Health care workers regularly practice dealing with disasters, but one would expect them to know how to deal with infectious diseases without regular drills. However, given the terrible breaches of public health safety protocol that led to the spread of Ebola in Texas this past month, it is a safe bet that hospital and others like it are reviewing protocols for patient and worker safety with everyone to avoid.
In today’s day and age, with all the attention the Ebola outbreak in Africa has gotten, it seems unbelievable that the hospital personnel in Texas did not take every precaution. The handling of infectious diseases changed considerably since AIDS and Ebola first emerged in Africa. So, did the protective gear medical personnel wear in those situations. However, something was mishandled in Texas, which had better make medical personnel everywhere re-visit their handling of patients with highly infectious diseases.
When the news first emerged this weekend that a hospital staffer who cared for Thomas Duncan, the Ebola patient who died there Oct. 8, became ill, the assumption was that the new Ebola case arose in one of the 48 people who had contact with Duncan prior to his diagnosis. The U.S. Centers for Disease Control and Prevention (CDC), however, has since said that is not the case.

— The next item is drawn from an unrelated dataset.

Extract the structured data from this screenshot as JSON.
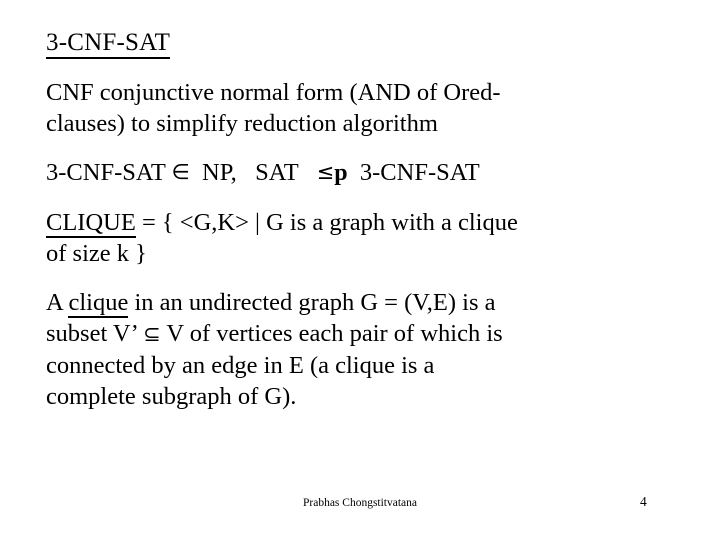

The CDC has confirmed that the new case arose in a female hospital staffer who was among those at Texas Health Presbyterian Hospital who wore full protective gear in treating Duncan. “At some point there was a breach in protocol,” admitted CDC head Thomas Frieden. He also acknowledged that his agency is evaluating whether any other healthcare workers were exposed like this person was.
Dr. Anthony Fauci, director of the National Institute of Allergy of Infectious Diseases, said that there had to have been “an inadvertent, innocent breach of the protocol” for someone wearing personal protective equipment to be exposed. He indicated that such an occurrence extremely rarely happens.
The federal agency is working to identify other health care personnel who also might have also come in contact with Duncan and were exposed. It is also ensuring the woman, who developed a fever on Friday and tested positive for Ebola the next day, is receives appropriate care.
Additionally, the CDC is, once again, reviewing procedures for health care workers to use in treating Ebola patients and those with other highly contagious viruses. “This (situation) tells us there is a need to enhance training and to make sure protocols are followed,” Frieden acknowledged. The CDC will study ways of reducing the number of health care workers involved in treatment, reducing medical procedures, such as kidney dialysis, that could increase risk of exposure and, he indicated, having someone on site to monitor that protocols are followed.
“If this individual was exposed … it is possible that other individuals were exposed,” Frieden warned. Until the source of the exposure is determined, the CDC will limit the health care workers who treat potential Ebola patients.
The hospital has defended the care it provided Duncan, which many have labeled as incompetent. Even though he informed them he had just come from West Africa, where the epidemic has killed more than 4,000 people, they did not suspect Ebola and sent him home with antibiotics two days before he was later admitted and ultimately died.
It should not be needed, but the CDC clearly does need to require that hospitals start reviewing protocols to avoid breaches, such as the one in Texas that allowed Ebola to spread. Frieden stated Sunday that “We have the ability to prevent the spread of Ebola by caring safely for patients,” but ensuring that hospitals review protocols will help ensure against future spread.
By Dyanne Weiss